EXERCISE GOAL:
An exact copy of the records is needed; please leave the images out.

::::::

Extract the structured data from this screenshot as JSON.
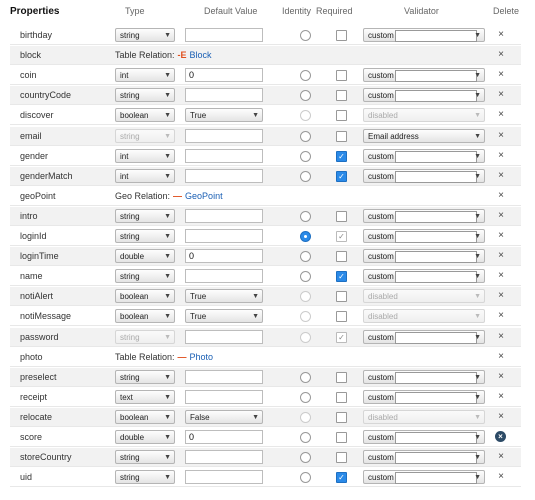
{
  "headers": {
    "properties": "Properties",
    "type": "Type",
    "default_value": "Default Value",
    "identity": "Identity",
    "required": "Required",
    "validator": "Validator",
    "delete": "Delete"
  },
  "rows": [
    {
      "name": "birthday",
      "kind": "field",
      "type": "string",
      "type_disabled": false,
      "default": {
        "kind": "input",
        "value": ""
      },
      "identity": "off",
      "required": "off",
      "validator": {
        "label": "custom",
        "disabled": false,
        "box": true
      },
      "delete": "×"
    },
    {
      "name": "block",
      "kind": "relation",
      "relation_label": "Table Relation:",
      "relation_icon": "-E",
      "relation_target": "Block",
      "delete": "×"
    },
    {
      "name": "coin",
      "kind": "field",
      "type": "int",
      "type_disabled": false,
      "default": {
        "kind": "input",
        "value": "0"
      },
      "identity": "off",
      "required": "off",
      "validator": {
        "label": "custom",
        "disabled": false,
        "box": true
      },
      "delete": "×"
    },
    {
      "name": "countryCode",
      "kind": "field",
      "type": "string",
      "type_disabled": false,
      "default": {
        "kind": "input",
        "value": ""
      },
      "identity": "off",
      "required": "off",
      "validator": {
        "label": "custom",
        "disabled": false,
        "box": true
      },
      "delete": "×"
    },
    {
      "name": "discover",
      "kind": "field",
      "type": "boolean",
      "type_disabled": false,
      "default": {
        "kind": "select",
        "value": "True"
      },
      "identity": "disabled",
      "required": "off",
      "validator": {
        "label": "disabled",
        "disabled": true,
        "box": false
      },
      "delete": "×"
    },
    {
      "name": "email",
      "kind": "field",
      "type": "string",
      "type_disabled": true,
      "default": {
        "kind": "input",
        "value": ""
      },
      "identity": "off",
      "required": "off",
      "validator": {
        "label": "Email address",
        "disabled": false,
        "box": false
      },
      "delete": "×"
    },
    {
      "name": "gender",
      "kind": "field",
      "type": "int",
      "type_disabled": false,
      "default": {
        "kind": "input",
        "value": ""
      },
      "identity": "off",
      "required": "on",
      "validator": {
        "label": "custom",
        "disabled": false,
        "box": true
      },
      "delete": "×"
    },
    {
      "name": "genderMatch",
      "kind": "field",
      "type": "int",
      "type_disabled": false,
      "default": {
        "kind": "input",
        "value": ""
      },
      "identity": "off",
      "required": "on",
      "validator": {
        "label": "custom",
        "disabled": false,
        "box": true
      },
      "delete": "×"
    },
    {
      "name": "geoPoint",
      "kind": "relation",
      "relation_label": "Geo Relation:",
      "relation_icon": "—",
      "relation_target": "GeoPoint",
      "delete": "×"
    },
    {
      "name": "intro",
      "kind": "field",
      "type": "string",
      "type_disabled": false,
      "default": {
        "kind": "input",
        "value": ""
      },
      "identity": "off",
      "required": "off",
      "validator": {
        "label": "custom",
        "disabled": false,
        "box": true
      },
      "delete": "×"
    },
    {
      "name": "loginId",
      "kind": "field",
      "type": "string",
      "type_disabled": false,
      "default": {
        "kind": "input",
        "value": ""
      },
      "identity": "on",
      "required": "grey",
      "validator": {
        "label": "custom",
        "disabled": false,
        "box": true
      },
      "delete": "×"
    },
    {
      "name": "loginTime",
      "kind": "field",
      "type": "double",
      "type_disabled": false,
      "default": {
        "kind": "input",
        "value": "0"
      },
      "identity": "off",
      "required": "off",
      "validator": {
        "label": "custom",
        "disabled": false,
        "box": true
      },
      "delete": "×"
    },
    {
      "name": "name",
      "kind": "field",
      "type": "string",
      "type_disabled": false,
      "default": {
        "kind": "input",
        "value": ""
      },
      "identity": "off",
      "required": "on",
      "validator": {
        "label": "custom",
        "disabled": false,
        "box": true
      },
      "delete": "×"
    },
    {
      "name": "notiAlert",
      "kind": "field",
      "type": "boolean",
      "type_disabled": false,
      "default": {
        "kind": "select",
        "value": "True"
      },
      "identity": "disabled",
      "required": "off",
      "validator": {
        "label": "disabled",
        "disabled": true,
        "box": false
      },
      "delete": "×"
    },
    {
      "name": "notiMessage",
      "kind": "field",
      "type": "boolean",
      "type_disabled": false,
      "default": {
        "kind": "select",
        "value": "True"
      },
      "identity": "disabled",
      "required": "off",
      "validator": {
        "label": "disabled",
        "disabled": true,
        "box": false
      },
      "delete": "×"
    },
    {
      "name": "password",
      "kind": "field",
      "type": "string",
      "type_disabled": true,
      "default": {
        "kind": "input",
        "value": ""
      },
      "identity": "disabled",
      "required": "grey",
      "validator": {
        "label": "custom",
        "disabled": false,
        "box": true
      },
      "delete": "×"
    },
    {
      "name": "photo",
      "kind": "relation",
      "relation_label": "Table Relation:",
      "relation_icon": "—",
      "relation_target": "Photo",
      "delete": "×"
    },
    {
      "name": "preselect",
      "kind": "field",
      "type": "string",
      "type_disabled": false,
      "default": {
        "kind": "input",
        "value": ""
      },
      "identity": "off",
      "required": "off",
      "validator": {
        "label": "custom",
        "disabled": false,
        "box": true
      },
      "delete": "×"
    },
    {
      "name": "receipt",
      "kind": "field",
      "type": "text",
      "type_disabled": false,
      "default": {
        "kind": "input",
        "value": ""
      },
      "identity": "off",
      "required": "off",
      "validator": {
        "label": "custom",
        "disabled": false,
        "box": true
      },
      "delete": "×"
    },
    {
      "name": "relocate",
      "kind": "field",
      "type": "boolean",
      "type_disabled": false,
      "default": {
        "kind": "select",
        "value": "False"
      },
      "identity": "disabled",
      "required": "off",
      "validator": {
        "label": "disabled",
        "disabled": true,
        "box": false
      },
      "delete": "×"
    },
    {
      "name": "score",
      "kind": "field",
      "type": "double",
      "type_disabled": false,
      "default": {
        "kind": "input",
        "value": "0"
      },
      "identity": "off",
      "required": "off",
      "validator": {
        "label": "custom",
        "disabled": false,
        "box": true
      },
      "delete": "×",
      "delete_hover": true
    },
    {
      "name": "storeCountry",
      "kind": "field",
      "type": "string",
      "type_disabled": false,
      "default": {
        "kind": "input",
        "value": ""
      },
      "identity": "off",
      "required": "off",
      "validator": {
        "label": "custom",
        "disabled": false,
        "box": true
      },
      "delete": "×"
    },
    {
      "name": "uid",
      "kind": "field",
      "type": "string",
      "type_disabled": false,
      "default": {
        "kind": "input",
        "value": ""
      },
      "identity": "off",
      "required": "on",
      "validator": {
        "label": "custom",
        "disabled": false,
        "box": true
      },
      "delete": "×"
    }
  ],
  "icons": {
    "dropdown": "chevron-down-icon",
    "check": "check-icon",
    "delete": "close-icon"
  },
  "colors": {
    "accent": "#2a8ae8",
    "relation_icon": "#e0501e",
    "link": "#1a5fb4",
    "row_alt": "#f2f2f2"
  }
}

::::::

REPLY:
Extract the structured data from this screenshot as JSON.
{
  "headers": {
    "properties": "Properties",
    "type": "Type",
    "default_value": "Default Value",
    "identity": "Identity",
    "required": "Required",
    "validator": "Validator",
    "delete": "Delete"
  },
  "rows": [
    {
      "name": "birthday",
      "kind": "field",
      "type": "string",
      "type_disabled": false,
      "default": {
        "kind": "input",
        "value": ""
      },
      "identity": "off",
      "required": "off",
      "validator": {
        "label": "custom",
        "disabled": false,
        "box": true
      },
      "delete": "×"
    },
    {
      "name": "block",
      "kind": "relation",
      "relation_label": "Table Relation:",
      "relation_icon": "-E",
      "relation_target": "Block",
      "delete": "×"
    },
    {
      "name": "coin",
      "kind": "field",
      "type": "int",
      "type_disabled": false,
      "default": {
        "kind": "input",
        "value": "0"
      },
      "identity": "off",
      "required": "off",
      "validator": {
        "label": "custom",
        "disabled": false,
        "box": true
      },
      "delete": "×"
    },
    {
      "name": "countryCode",
      "kind": "field",
      "type": "string",
      "type_disabled": false,
      "default": {
        "kind": "input",
        "value": ""
      },
      "identity": "off",
      "required": "off",
      "validator": {
        "label": "custom",
        "disabled": false,
        "box": true
      },
      "delete": "×"
    },
    {
      "name": "discover",
      "kind": "field",
      "type": "boolean",
      "type_disabled": false,
      "default": {
        "kind": "select",
        "value": "True"
      },
      "identity": "disabled",
      "required": "off",
      "validator": {
        "label": "disabled",
        "disabled": true,
        "box": false
      },
      "delete": "×"
    },
    {
      "name": "email",
      "kind": "field",
      "type": "string",
      "type_disabled": true,
      "default": {
        "kind": "input",
        "value": ""
      },
      "identity": "off",
      "required": "off",
      "validator": {
        "label": "Email address",
        "disabled": false,
        "box": false
      },
      "delete": "×"
    },
    {
      "name": "gender",
      "kind": "field",
      "type": "int",
      "type_disabled": false,
      "default": {
        "kind": "input",
        "value": ""
      },
      "identity": "off",
      "required": "on",
      "validator": {
        "label": "custom",
        "disabled": false,
        "box": true
      },
      "delete": "×"
    },
    {
      "name": "genderMatch",
      "kind": "field",
      "type": "int",
      "type_disabled": false,
      "default": {
        "kind": "input",
        "value": ""
      },
      "identity": "off",
      "required": "on",
      "validator": {
        "label": "custom",
        "disabled": false,
        "box": true
      },
      "delete": "×"
    },
    {
      "name": "geoPoint",
      "kind": "relation",
      "relation_label": "Geo Relation:",
      "relation_icon": "—",
      "relation_target": "GeoPoint",
      "delete": "×"
    },
    {
      "name": "intro",
      "kind": "field",
      "type": "string",
      "type_disabled": false,
      "default": {
        "kind": "input",
        "value": ""
      },
      "identity": "off",
      "required": "off",
      "validator": {
        "label": "custom",
        "disabled": false,
        "box": true
      },
      "delete": "×"
    },
    {
      "name": "loginId",
      "kind": "field",
      "type": "string",
      "type_disabled": false,
      "default": {
        "kind": "input",
        "value": ""
      },
      "identity": "on",
      "required": "grey",
      "validator": {
        "label": "custom",
        "disabled": false,
        "box": true
      },
      "delete": "×"
    },
    {
      "name": "loginTime",
      "kind": "field",
      "type": "double",
      "type_disabled": false,
      "default": {
        "kind": "input",
        "value": "0"
      },
      "identity": "off",
      "required": "off",
      "validator": {
        "label": "custom",
        "disabled": false,
        "box": true
      },
      "delete": "×"
    },
    {
      "name": "name",
      "kind": "field",
      "type": "string",
      "type_disabled": false,
      "default": {
        "kind": "input",
        "value": ""
      },
      "identity": "off",
      "required": "on",
      "validator": {
        "label": "custom",
        "disabled": false,
        "box": true
      },
      "delete": "×"
    },
    {
      "name": "notiAlert",
      "kind": "field",
      "type": "boolean",
      "type_disabled": false,
      "default": {
        "kind": "select",
        "value": "True"
      },
      "identity": "disabled",
      "required": "off",
      "validator": {
        "label": "disabled",
        "disabled": true,
        "box": false
      },
      "delete": "×"
    },
    {
      "name": "notiMessage",
      "kind": "field",
      "type": "boolean",
      "type_disabled": false,
      "default": {
        "kind": "select",
        "value": "True"
      },
      "identity": "disabled",
      "required": "off",
      "validator": {
        "label": "disabled",
        "disabled": true,
        "box": false
      },
      "delete": "×"
    },
    {
      "name": "password",
      "kind": "field",
      "type": "string",
      "type_disabled": true,
      "default": {
        "kind": "input",
        "value": ""
      },
      "identity": "disabled",
      "required": "grey",
      "validator": {
        "label": "custom",
        "disabled": false,
        "box": true
      },
      "delete": "×"
    },
    {
      "name": "photo",
      "kind": "relation",
      "relation_label": "Table Relation:",
      "relation_icon": "—",
      "relation_target": "Photo",
      "delete": "×"
    },
    {
      "name": "preselect",
      "kind": "field",
      "type": "string",
      "type_disabled": false,
      "default": {
        "kind": "input",
        "value": ""
      },
      "identity": "off",
      "required": "off",
      "validator": {
        "label": "custom",
        "disabled": false,
        "box": true
      },
      "delete": "×"
    },
    {
      "name": "receipt",
      "kind": "field",
      "type": "text",
      "type_disabled": false,
      "default": {
        "kind": "input",
        "value": ""
      },
      "identity": "off",
      "required": "off",
      "validator": {
        "label": "custom",
        "disabled": false,
        "box": true
      },
      "delete": "×"
    },
    {
      "name": "relocate",
      "kind": "field",
      "type": "boolean",
      "type_disabled": false,
      "default": {
        "kind": "select",
        "value": "False"
      },
      "identity": "disabled",
      "required": "off",
      "validator": {
        "label": "disabled",
        "disabled": true,
        "box": false
      },
      "delete": "×"
    },
    {
      "name": "score",
      "kind": "field",
      "type": "double",
      "type_disabled": false,
      "default": {
        "kind": "input",
        "value": "0"
      },
      "identity": "off",
      "required": "off",
      "validator": {
        "label": "custom",
        "disabled": false,
        "box": true
      },
      "delete": "×",
      "delete_hover": true
    },
    {
      "name": "storeCountry",
      "kind": "field",
      "type": "string",
      "type_disabled": false,
      "default": {
        "kind": "input",
        "value": ""
      },
      "identity": "off",
      "required": "off",
      "validator": {
        "label": "custom",
        "disabled": false,
        "box": true
      },
      "delete": "×"
    },
    {
      "name": "uid",
      "kind": "field",
      "type": "string",
      "type_disabled": false,
      "default": {
        "kind": "input",
        "value": ""
      },
      "identity": "off",
      "required": "on",
      "validator": {
        "label": "custom",
        "disabled": false,
        "box": true
      },
      "delete": "×"
    }
  ],
  "icons": {
    "dropdown": "chevron-down-icon",
    "check": "check-icon",
    "delete": "close-icon"
  },
  "colors": {
    "accent": "#2a8ae8",
    "relation_icon": "#e0501e",
    "link": "#1a5fb4",
    "row_alt": "#f2f2f2"
  }
}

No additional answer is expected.